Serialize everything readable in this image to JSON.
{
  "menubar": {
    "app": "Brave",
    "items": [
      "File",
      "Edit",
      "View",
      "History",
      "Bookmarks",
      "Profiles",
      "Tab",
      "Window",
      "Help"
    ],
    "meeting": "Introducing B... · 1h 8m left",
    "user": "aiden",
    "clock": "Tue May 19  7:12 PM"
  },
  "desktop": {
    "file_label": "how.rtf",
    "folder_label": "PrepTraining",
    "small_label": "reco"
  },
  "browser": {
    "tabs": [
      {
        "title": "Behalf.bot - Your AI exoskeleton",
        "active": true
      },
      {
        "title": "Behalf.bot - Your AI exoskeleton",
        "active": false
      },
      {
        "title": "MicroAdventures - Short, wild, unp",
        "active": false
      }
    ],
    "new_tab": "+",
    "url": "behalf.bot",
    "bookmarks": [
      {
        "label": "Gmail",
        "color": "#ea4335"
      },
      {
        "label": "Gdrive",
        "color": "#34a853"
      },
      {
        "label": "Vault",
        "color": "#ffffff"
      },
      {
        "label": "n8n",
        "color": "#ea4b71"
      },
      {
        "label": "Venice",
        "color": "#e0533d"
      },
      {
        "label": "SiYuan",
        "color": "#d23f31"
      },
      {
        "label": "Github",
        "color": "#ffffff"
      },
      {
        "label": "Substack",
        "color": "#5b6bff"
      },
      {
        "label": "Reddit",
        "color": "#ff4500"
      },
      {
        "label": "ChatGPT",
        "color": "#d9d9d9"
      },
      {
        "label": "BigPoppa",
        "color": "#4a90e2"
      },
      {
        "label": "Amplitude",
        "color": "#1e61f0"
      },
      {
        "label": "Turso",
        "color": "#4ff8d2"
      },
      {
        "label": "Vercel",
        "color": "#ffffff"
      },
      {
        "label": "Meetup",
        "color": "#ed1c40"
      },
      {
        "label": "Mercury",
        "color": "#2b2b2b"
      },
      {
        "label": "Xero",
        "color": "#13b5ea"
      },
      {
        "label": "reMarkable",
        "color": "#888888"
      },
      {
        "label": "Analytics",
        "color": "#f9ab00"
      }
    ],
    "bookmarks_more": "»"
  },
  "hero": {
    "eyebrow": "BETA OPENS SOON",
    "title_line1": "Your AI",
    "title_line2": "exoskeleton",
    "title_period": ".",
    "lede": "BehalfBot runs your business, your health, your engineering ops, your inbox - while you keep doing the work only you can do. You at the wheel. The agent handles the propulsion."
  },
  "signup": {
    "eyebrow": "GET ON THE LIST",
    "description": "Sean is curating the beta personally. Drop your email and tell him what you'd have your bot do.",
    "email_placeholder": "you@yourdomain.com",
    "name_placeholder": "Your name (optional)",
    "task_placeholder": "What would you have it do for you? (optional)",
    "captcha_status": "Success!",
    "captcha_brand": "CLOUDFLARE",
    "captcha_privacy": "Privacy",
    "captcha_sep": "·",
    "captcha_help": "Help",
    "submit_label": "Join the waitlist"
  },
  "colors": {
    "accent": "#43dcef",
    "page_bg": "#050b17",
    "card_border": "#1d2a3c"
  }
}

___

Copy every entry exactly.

Serialize everything readable in this image to JSON.
{
  "menubar": {
    "app": "Brave",
    "items": [
      "File",
      "Edit",
      "View",
      "History",
      "Bookmarks",
      "Profiles",
      "Tab",
      "Window",
      "Help"
    ],
    "meeting": "Introducing B... · 1h 8m left",
    "user": "aiden",
    "clock": "Tue May 19  7:12 PM"
  },
  "desktop": {
    "file_label": "how.rtf",
    "folder_label": "PrepTraining",
    "small_label": "reco"
  },
  "browser": {
    "tabs": [
      {
        "title": "Behalf.bot - Your AI exoskeleton",
        "active": true
      },
      {
        "title": "Behalf.bot - Your AI exoskeleton",
        "active": false
      },
      {
        "title": "MicroAdventures - Short, wild, unp",
        "active": false
      }
    ],
    "new_tab": "+",
    "url": "behalf.bot",
    "bookmarks": [
      {
        "label": "Gmail",
        "color": "#ea4335"
      },
      {
        "label": "Gdrive",
        "color": "#34a853"
      },
      {
        "label": "Vault",
        "color": "#ffffff"
      },
      {
        "label": "n8n",
        "color": "#ea4b71"
      },
      {
        "label": "Venice",
        "color": "#e0533d"
      },
      {
        "label": "SiYuan",
        "color": "#d23f31"
      },
      {
        "label": "Github",
        "color": "#ffffff"
      },
      {
        "label": "Substack",
        "color": "#5b6bff"
      },
      {
        "label": "Reddit",
        "color": "#ff4500"
      },
      {
        "label": "ChatGPT",
        "color": "#d9d9d9"
      },
      {
        "label": "BigPoppa",
        "color": "#4a90e2"
      },
      {
        "label": "Amplitude",
        "color": "#1e61f0"
      },
      {
        "label": "Turso",
        "color": "#4ff8d2"
      },
      {
        "label": "Vercel",
        "color": "#ffffff"
      },
      {
        "label": "Meetup",
        "color": "#ed1c40"
      },
      {
        "label": "Mercury",
        "color": "#2b2b2b"
      },
      {
        "label": "Xero",
        "color": "#13b5ea"
      },
      {
        "label": "reMarkable",
        "color": "#888888"
      },
      {
        "label": "Analytics",
        "color": "#f9ab00"
      }
    ],
    "bookmarks_more": "»"
  },
  "hero": {
    "eyebrow": "BETA OPENS SOON",
    "title_line1": "Your AI",
    "title_line2": "exoskeleton",
    "title_period": ".",
    "lede": "BehalfBot runs your business, your health, your engineering ops, your inbox - while you keep doing the work only you can do. You at the wheel. The agent handles the propulsion."
  },
  "signup": {
    "eyebrow": "GET ON THE LIST",
    "description": "Sean is curating the beta personally. Drop your email and tell him what you'd have your bot do.",
    "email_placeholder": "you@yourdomain.com",
    "name_placeholder": "Your name (optional)",
    "task_placeholder": "What would you have it do for you? (optional)",
    "captcha_status": "Success!",
    "captcha_brand": "CLOUDFLARE",
    "captcha_privacy": "Privacy",
    "captcha_sep": "·",
    "captcha_help": "Help",
    "submit_label": "Join the waitlist"
  },
  "colors": {
    "accent": "#43dcef",
    "page_bg": "#050b17",
    "card_border": "#1d2a3c"
  }
}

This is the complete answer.